On September 2, 1918, the movie «Peck’s Bad Girl» with Mabel Normand was released. It was a return for Ms. Normand to the type of slapstick comedy that had made her famous in the previous years.
Unfortunately, this film seems to be lost.
Minnie Penelope Peck (Mabel Normand), the village scamp of Yaptank, accompanies her father to the bank to demand the nine dollars owed him for his work as a night watchman. When the bank president refuses to pay Peck (Edward M. Favor), Minnie posts a sign which states that the bank is insolvent, whereupon all of the depositors immediately demand their money. The fire department is called in to quell the mob, but things get worse when Minnie accidentally turns on the fire hose. Minnie is saved from reform school by a new woman in town, Hortense Martinot (Corinne Barker), who hires the tomboy to model clothing in her shop. After falling in love with Dick (Earle Foxe), a jewelry store proprietor, Minnie discovers that Hortense, in league with two gentlemen from the city, is planning to rob the bank. With the help of Dick, who is actually a detective, Minnie captures the crooks and then accepts a wedding ring from her jewelry salesman.

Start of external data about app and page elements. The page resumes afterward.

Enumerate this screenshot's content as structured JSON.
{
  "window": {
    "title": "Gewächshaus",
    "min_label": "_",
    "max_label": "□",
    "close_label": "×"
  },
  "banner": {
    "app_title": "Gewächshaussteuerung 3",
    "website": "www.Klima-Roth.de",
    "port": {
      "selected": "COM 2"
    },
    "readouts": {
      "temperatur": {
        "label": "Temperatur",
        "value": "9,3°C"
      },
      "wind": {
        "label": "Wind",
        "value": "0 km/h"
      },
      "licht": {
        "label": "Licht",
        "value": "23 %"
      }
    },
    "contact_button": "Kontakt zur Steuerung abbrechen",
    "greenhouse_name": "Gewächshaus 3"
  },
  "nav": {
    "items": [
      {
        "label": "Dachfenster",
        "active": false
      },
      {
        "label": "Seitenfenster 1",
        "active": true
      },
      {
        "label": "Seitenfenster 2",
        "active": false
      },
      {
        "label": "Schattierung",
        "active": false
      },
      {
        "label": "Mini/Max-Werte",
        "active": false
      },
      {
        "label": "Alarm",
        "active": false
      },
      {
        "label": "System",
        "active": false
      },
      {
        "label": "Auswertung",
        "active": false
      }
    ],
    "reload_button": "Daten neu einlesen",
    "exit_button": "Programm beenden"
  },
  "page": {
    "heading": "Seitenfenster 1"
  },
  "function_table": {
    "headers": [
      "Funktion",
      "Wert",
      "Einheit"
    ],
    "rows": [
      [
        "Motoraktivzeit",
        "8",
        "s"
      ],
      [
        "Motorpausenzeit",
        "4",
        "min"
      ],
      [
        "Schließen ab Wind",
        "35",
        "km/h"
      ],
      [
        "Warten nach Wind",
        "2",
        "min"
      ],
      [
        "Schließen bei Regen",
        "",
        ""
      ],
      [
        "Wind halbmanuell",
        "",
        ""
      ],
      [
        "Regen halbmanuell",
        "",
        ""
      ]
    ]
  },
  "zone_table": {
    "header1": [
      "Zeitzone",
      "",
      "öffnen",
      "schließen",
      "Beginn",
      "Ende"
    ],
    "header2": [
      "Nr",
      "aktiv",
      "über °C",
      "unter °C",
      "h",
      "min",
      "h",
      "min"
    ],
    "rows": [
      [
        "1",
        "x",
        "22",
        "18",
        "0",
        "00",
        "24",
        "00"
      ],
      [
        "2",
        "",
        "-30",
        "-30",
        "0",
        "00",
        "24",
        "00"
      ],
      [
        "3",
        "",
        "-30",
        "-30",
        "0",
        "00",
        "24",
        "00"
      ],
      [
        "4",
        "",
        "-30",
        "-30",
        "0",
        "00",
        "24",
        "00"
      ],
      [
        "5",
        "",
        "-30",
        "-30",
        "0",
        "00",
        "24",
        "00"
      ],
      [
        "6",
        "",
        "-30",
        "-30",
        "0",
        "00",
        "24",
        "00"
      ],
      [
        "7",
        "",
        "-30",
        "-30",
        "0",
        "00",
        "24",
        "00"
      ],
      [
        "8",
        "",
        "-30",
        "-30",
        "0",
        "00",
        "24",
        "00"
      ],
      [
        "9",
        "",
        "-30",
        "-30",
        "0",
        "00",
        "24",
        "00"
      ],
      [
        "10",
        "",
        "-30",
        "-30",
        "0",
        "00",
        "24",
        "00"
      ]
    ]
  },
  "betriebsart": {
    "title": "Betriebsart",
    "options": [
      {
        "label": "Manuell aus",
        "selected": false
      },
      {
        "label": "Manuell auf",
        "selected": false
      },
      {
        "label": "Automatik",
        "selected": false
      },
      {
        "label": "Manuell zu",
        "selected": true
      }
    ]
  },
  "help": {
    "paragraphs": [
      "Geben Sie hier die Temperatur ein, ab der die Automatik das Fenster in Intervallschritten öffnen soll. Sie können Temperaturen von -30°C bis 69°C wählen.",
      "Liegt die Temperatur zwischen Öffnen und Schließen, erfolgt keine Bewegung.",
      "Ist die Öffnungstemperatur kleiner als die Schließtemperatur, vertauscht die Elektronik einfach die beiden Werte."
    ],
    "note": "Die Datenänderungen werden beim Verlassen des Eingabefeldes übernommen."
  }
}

Throughout the first of this we get friend Mabel of the old Keystone days, bouncing through hokum comedy in that hurry, jumpy manner of hers, which made her stand out so much that she got the label of Keystone Mabel. The story was small town stuff and we had some very good types with a number of little touches that will register and then at the finish they shot through a sequence of fast melodrama that goes over because it’s snappy.
One of the chief faults with this is that the titles in many instances over-reached in an attempt to be funny. Some of the titles were very good but many of them were overdrawn. There were also a few spots in which the hokum comedy was played too broadly, with the result that it missed. There is always a question, when considering farce hokum, as to just how it will go with various audiences, and there is, of course, a possibility that this will not be too broad at any time for some audiences. The kitchen mechanic, factory help cash customer will undoubtedly eat this up all the way.

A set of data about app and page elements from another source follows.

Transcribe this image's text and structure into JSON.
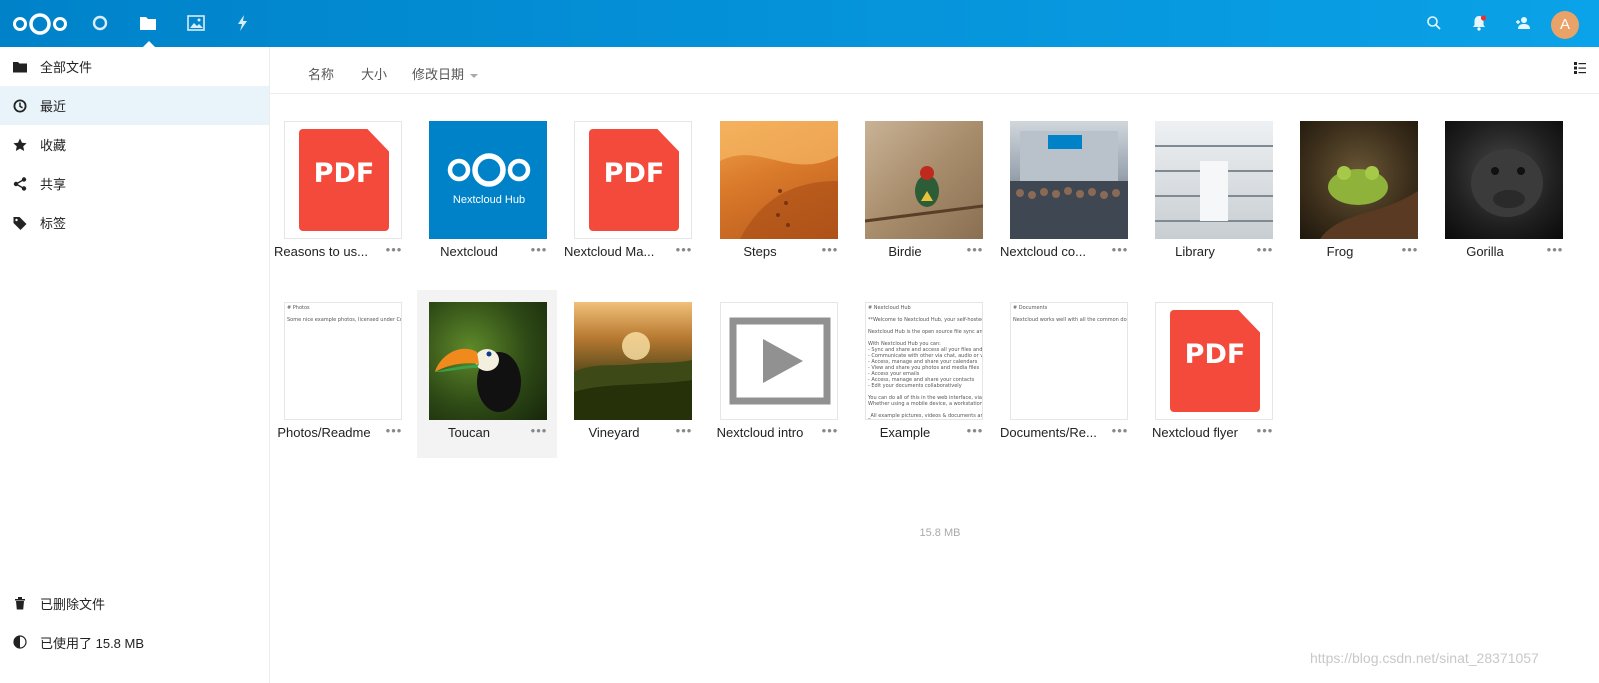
{
  "header": {
    "apps": [
      {
        "name": "dashboard-icon"
      },
      {
        "name": "files-icon"
      },
      {
        "name": "photos-icon"
      },
      {
        "name": "activity-icon"
      }
    ],
    "right_icons": [
      "search-icon",
      "notifications-icon",
      "contacts-icon"
    ],
    "avatar_initial": "A",
    "colors": {
      "header_start": "#0082c9",
      "header_end": "#0aa2e8",
      "avatar": "#e9a267"
    }
  },
  "sidebar": {
    "items": [
      {
        "label": "全部文件",
        "icon": "folder-icon"
      },
      {
        "label": "最近",
        "icon": "clock-icon",
        "active": true
      },
      {
        "label": "收藏",
        "icon": "star-icon"
      },
      {
        "label": "共享",
        "icon": "share-icon"
      },
      {
        "label": "标签",
        "icon": "tag-icon"
      }
    ],
    "trash_label": "已删除文件",
    "quota_label": "已使用了 15.8 MB"
  },
  "sort": {
    "name": "名称",
    "size": "大小",
    "modified": "修改日期"
  },
  "files_row1": [
    {
      "name": "Reasons to us...",
      "type": "pdf"
    },
    {
      "name": "Nextcloud",
      "type": "nextcloud-hub",
      "thumb_text": "Nextcloud Hub"
    },
    {
      "name": "Nextcloud Ma...",
      "type": "pdf"
    },
    {
      "name": "Steps",
      "type": "image-desert"
    },
    {
      "name": "Birdie",
      "type": "image-bird"
    },
    {
      "name": "Nextcloud co...",
      "type": "image-crowd"
    },
    {
      "name": "Library",
      "type": "image-library"
    },
    {
      "name": "Frog",
      "type": "image-frog"
    },
    {
      "name": "Gorilla",
      "type": "image-gorilla"
    }
  ],
  "files_row2": [
    {
      "name": "Photos/Readme",
      "type": "text",
      "thumb_text": "# Photos\n\nSome nice example photos, licensed under Creative"
    },
    {
      "name": "Toucan",
      "type": "image-toucan"
    },
    {
      "name": "Vineyard",
      "type": "image-vineyard"
    },
    {
      "name": "Nextcloud intro",
      "type": "video"
    },
    {
      "name": "Example",
      "type": "text",
      "thumb_text": "# Nextcloud Hub\n\n**Welcome to Nextcloud Hub, your self-hosted coll\n\nNextcloud Hub is the open source file sync and sha\n\nWith Nextcloud Hub you can:\n- Sync and share and access all your files and docum\n- Communicate with other via chat, audio or video c\n- Access, manage and share your calendars\n- View and share you photos and media files\n- Access your emails\n- Access, manage and share your contacts\n- Edit your documents collaboratively\n\nYou can do all of this in the web interface, via you d\nWhether using a mobile device, a workstation, or a\n\n_All example pictures, videos & documents are licer"
    },
    {
      "name": "Documents/Re...",
      "type": "text",
      "thumb_text": "# Documents\n\nNextcloud works well with all the common docume"
    },
    {
      "name": "Nextcloud flyer",
      "type": "pdf"
    }
  ],
  "pdf_label": "PDF",
  "folder_size": "15.8 MB",
  "more_glyph": "•••",
  "watermark": "https://blog.csdn.net/sinat_28371057"
}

There are several sequences that stood out because they registered Miss Normand’s ability to get laughs by her own hokum tricks, as for instance the incident where she held confidential converse with the wax model in the store, and the incident where she put on an evening gown without removing her under- vest which buttoned high at the throat.
There was a sequence having to do with a run on the bank which was not particularly funny, although it provided a lot of action and may get laughs from some audiences, particularly when they get into the bursting of the hose incident.

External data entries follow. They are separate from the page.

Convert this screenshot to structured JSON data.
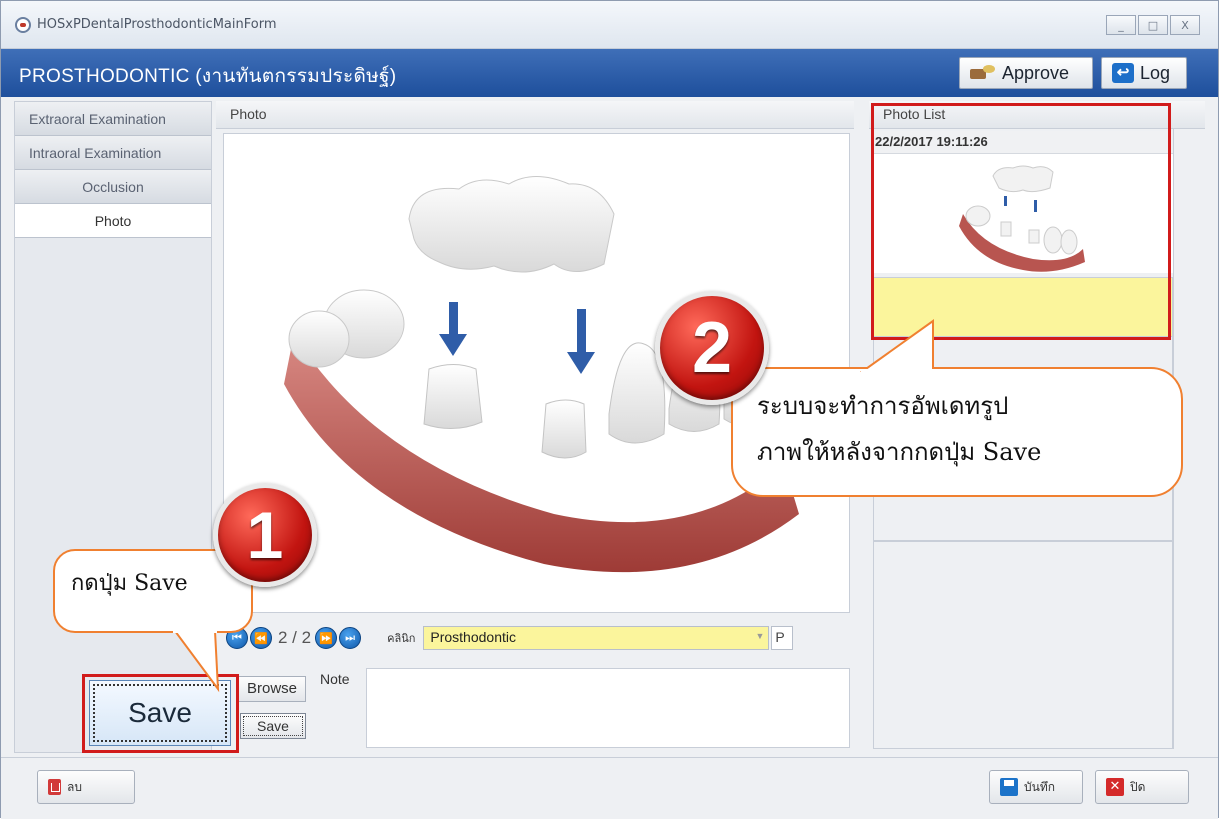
{
  "window": {
    "title": "HOSxPDentalProsthodonticMainForm",
    "controls": [
      "_",
      "□",
      "X"
    ]
  },
  "header": {
    "module_title": "PROSTHODONTIC (งานทันตกรรมประดิษฐ์)",
    "approve_label": "Approve",
    "log_label": "Log"
  },
  "leftnav": {
    "items": [
      {
        "label": "Extraoral Examination"
      },
      {
        "label": "Intraoral Examination"
      },
      {
        "label": "Occlusion"
      },
      {
        "label": "Photo"
      }
    ]
  },
  "photo_panel": {
    "header": "Photo",
    "page_indicator": "2 / 2",
    "nav_first": "⏮",
    "nav_prev": "⏪",
    "nav_next": "⏩",
    "nav_last": "⏭",
    "clinic_label": "คลินิก",
    "clinic_value": "Prosthodontic",
    "clinic_extra": "P",
    "browse_label": "Browse",
    "save_small_label": "Save",
    "note_label": "Note",
    "note_value": ""
  },
  "photo_list": {
    "header": "Photo List",
    "date": "22/2/2017 19:11:26",
    "note_value": ""
  },
  "annotations": {
    "badge_1": "1",
    "badge_2": "2",
    "callout_1": "กดปุ่ม Save",
    "callout_2_line1": "ระบบจะทำการอัพเดทรูป",
    "callout_2_line2": "ภาพให้หลังจากกดปุ่ม Save",
    "save_big_label": "Save"
  },
  "footer": {
    "delete_label": "ลบ",
    "save_label": "บันทึก",
    "close_label": "ปิด"
  },
  "colors": {
    "header_blue": "#1e4f9c",
    "highlight_red": "#d11b1b",
    "callout_orange": "#f08030",
    "yellow_field": "#fbf59c"
  }
}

Miss Normand was photographed to advantage most of the way and given plenty of opportunity to run wild and register that snappy personality of hers which has won her a real place on the screen. The entire cast was particularly well chosen as to type.
I believe that this will go over with the better class this because those things have been overdone. It should of audience because it is presented without any thought be sufficient to tell them that it’s Keystone Mabel back of being taken seriously, and it has enough speed and in action in a farce comedy that moves, pep to carry through. Some of the titles may jar very decidedly with your In the popular-price houses where they like a little of highbrows, although the rough necks may possibly get the rough stuff, I think this will hit them just about a laugh out of them.
I would certainly not make any rash promises about I would emphasize particularly the fact that this is a small-town story, because some of the best fun in the offering has to do with little touches about the various village characters. The title, «Peck’s Bad Girl,» should be worth something because of course everyone immediately thinks of the well-known book, «Peck’s Bad Boy.»
his is the type of story photoplay-goers have been clamoring to see Mabel Normand in for a long time. Not since her Keystone days has she had anything that approached the rough and tumble roguishness of this well-constructed comedy. It is a distinct tribute to Miss Normand’s versatility that she can «come back» and please as thoroughly as she did in the old days.
There is not much of a story. It wasn’t necessary. What the Normand followers wanted to see was their favorite up to her old tricks, and at the Orpheum theatre, Chicago, where it ran for two days, it more than filled the bill.